Aesop in Modern Dress
Riley, Alice C. D
. distributed by Saunders Press . Claremont, CA
PS3535.I658 A7 1953 (Carlson Fable Collection, BIC bldg)
MetadataShow full item record

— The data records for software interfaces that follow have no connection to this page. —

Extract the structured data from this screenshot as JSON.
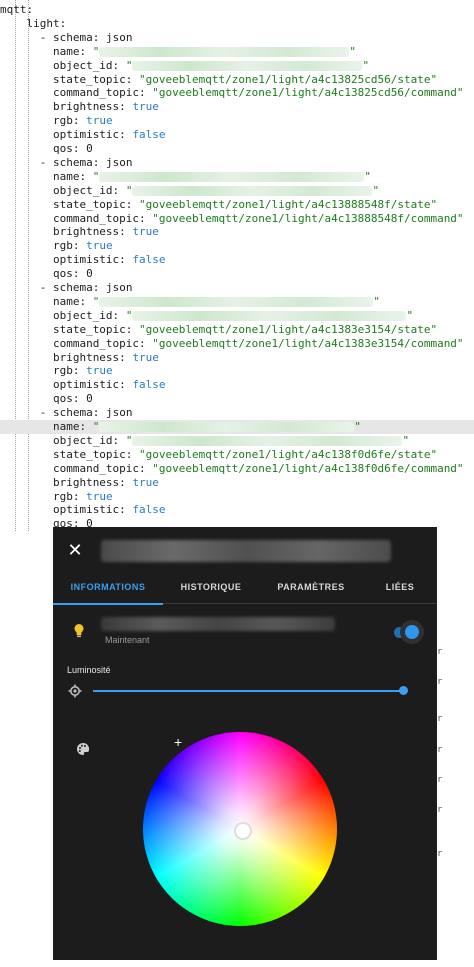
{
  "code": {
    "lines": [
      {
        "indent": 0,
        "key": "mqtt:"
      },
      {
        "indent": 1,
        "key": "light:"
      },
      {
        "indent": 2,
        "dash": true,
        "key": "schema: ",
        "val": "json",
        "vtype": "plain"
      },
      {
        "indent": 3,
        "key": "name: ",
        "val": "\"",
        "vtype": "str",
        "blur": 250
      },
      {
        "indent": 3,
        "key": "object_id: ",
        "val": "\"",
        "vtype": "str",
        "blur": 230
      },
      {
        "indent": 3,
        "key": "state_topic: ",
        "val": "\"goveeblemqtt/zone1/light/a4c13825cd56/state\"",
        "vtype": "str"
      },
      {
        "indent": 3,
        "key": "command_topic: ",
        "val": "\"goveeblemqtt/zone1/light/a4c13825cd56/command\"",
        "vtype": "str"
      },
      {
        "indent": 3,
        "key": "brightness: ",
        "val": "true",
        "vtype": "kw"
      },
      {
        "indent": 3,
        "key": "rgb: ",
        "val": "true",
        "vtype": "kw"
      },
      {
        "indent": 3,
        "key": "optimistic: ",
        "val": "false",
        "vtype": "kw"
      },
      {
        "indent": 3,
        "key": "qos: ",
        "val": "0",
        "vtype": "plain"
      },
      {
        "indent": 2,
        "dash": true,
        "key": "schema: ",
        "val": "json",
        "vtype": "plain"
      },
      {
        "indent": 3,
        "key": "name: ",
        "val": "\"",
        "vtype": "str",
        "blur": 265
      },
      {
        "indent": 3,
        "key": "object_id: ",
        "val": "\"",
        "vtype": "str",
        "blur": 240
      },
      {
        "indent": 3,
        "key": "state_topic: ",
        "val": "\"goveeblemqtt/zone1/light/a4c13888548f/state\"",
        "vtype": "str"
      },
      {
        "indent": 3,
        "key": "command_topic: ",
        "val": "\"goveeblemqtt/zone1/light/a4c13888548f/command\"",
        "vtype": "str"
      },
      {
        "indent": 3,
        "key": "brightness: ",
        "val": "true",
        "vtype": "kw"
      },
      {
        "indent": 3,
        "key": "rgb: ",
        "val": "true",
        "vtype": "kw"
      },
      {
        "indent": 3,
        "key": "optimistic: ",
        "val": "false",
        "vtype": "kw"
      },
      {
        "indent": 3,
        "key": "qos: ",
        "val": "0",
        "vtype": "plain"
      },
      {
        "indent": 2,
        "dash": true,
        "key": "schema: ",
        "val": "json",
        "vtype": "plain"
      },
      {
        "indent": 3,
        "key": "name: ",
        "val": "\"",
        "vtype": "str",
        "blur": 285
      },
      {
        "indent": 3,
        "key": "object_id: ",
        "val": "\"",
        "vtype": "str",
        "blur": 280
      },
      {
        "indent": 3,
        "key": "state_topic: ",
        "val": "\"goveeblemqtt/zone1/light/a4c1383e3154/state\"",
        "vtype": "str"
      },
      {
        "indent": 3,
        "key": "command_topic: ",
        "val": "\"goveeblemqtt/zone1/light/a4c1383e3154/command\"",
        "vtype": "str"
      },
      {
        "indent": 3,
        "key": "brightness: ",
        "val": "true",
        "vtype": "kw"
      },
      {
        "indent": 3,
        "key": "rgb: ",
        "val": "true",
        "vtype": "kw"
      },
      {
        "indent": 3,
        "key": "optimistic: ",
        "val": "false",
        "vtype": "kw"
      },
      {
        "indent": 3,
        "key": "qos: ",
        "val": "0",
        "vtype": "plain"
      },
      {
        "indent": 2,
        "dash": true,
        "key": "schema: ",
        "val": "json",
        "vtype": "plain"
      },
      {
        "indent": 3,
        "key": "name: ",
        "val": "\"",
        "vtype": "str",
        "blur": 255,
        "hl": true
      },
      {
        "indent": 3,
        "key": "object_id: ",
        "val": "\"",
        "vtype": "str",
        "blur": 270
      },
      {
        "indent": 3,
        "key": "state_topic: ",
        "val": "\"goveeblemqtt/zone1/light/a4c138f0d6fe/state\"",
        "vtype": "str"
      },
      {
        "indent": 3,
        "key": "command_topic: ",
        "val": "\"goveeblemqtt/zone1/light/a4c138f0d6fe/command\"",
        "vtype": "str"
      },
      {
        "indent": 3,
        "key": "brightness: ",
        "val": "true",
        "vtype": "kw"
      },
      {
        "indent": 3,
        "key": "rgb: ",
        "val": "true",
        "vtype": "kw"
      },
      {
        "indent": 3,
        "key": "optimistic: ",
        "val": "false",
        "vtype": "kw"
      },
      {
        "indent": 3,
        "key": "qos: ",
        "val": "0",
        "vtype": "plain"
      }
    ]
  },
  "dialog": {
    "tabs": [
      {
        "label": "INFORMATIONS",
        "active": true
      },
      {
        "label": "HISTORIQUE",
        "active": false
      },
      {
        "label": "PARAMÈTRES",
        "active": false
      },
      {
        "label": "LIÉES",
        "active": false
      }
    ],
    "entity_subtext": "Maintenant",
    "brightness_label": "Luminosité",
    "brightness_percent": 100,
    "toggle_on": true,
    "accent_color": "#3aa0ef"
  }
}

I had not known of this book, found it in an unlikely paperback barn I happened upon while walking from someplace else in Portland, and then found the same virtually unknown, limited edition book being offered me again within two months! The Blake copy has #306 written in the upper right corner of the title-page. There are eighty-three fables with seventeen illustrations. The best of the illustrations may be FG (39): the fox sits on the ground disgruntled. The rhyme of the rhyming couplets pushes the versions into some infelicities. Examples include the moral for The Ant and the Fly (55), the last two lines of Jupiter and Pallas (60), and the whole of FK (98-99). Sometimes the couplets become prosaic, as in the second moral on 51. I do not find much modern dress ; the braggart about Rhodes has now become a golfer (58). Riley sometimes supposes that we know the story; she thus presumes that we know that the milkmaid had the milk on her head (70-71). There are some surprising differences in how the stories are presented here. Thus the donkey in MSA ran to a broken bridge and fell in (23). Both the fox and the wolf not only lost but had to pay court costs (29). The man with two wives was old (36). The mouse that nibbled itself a small hole to get into the basket now has to wait to get slim enough to get back out, but then will be eaten in any case by a weasel (54). Only one lie is enough to lose your credibility in BW (67). The dog about whom the cock tells the fox is real (100). The moral for CP is Little by little does the trick (105). The lion's partners in the hunt are the jackal, the wolf, and the fox (109). The hare with many friends ends up using her own swift heels to disappear (124). There are also some very good interpretations. According to the moral in GA, The best of life must find a way/to bring together work and play (40). The Fox and the Cat (87) has a good moral (even if the story itself lacks important quotation marks at the end of its second stanza): Sometimes God's gifts to Mortal Man/Are so profuse he scarcely can/Decide which gift to cultivate,/And so wastes time until too late. Both the ending and the accompanying illustration are excellent in the book's last fable, The Ape and Her Young (136): But the neglected Ape was quick and able./He managed to escape from out this Fable.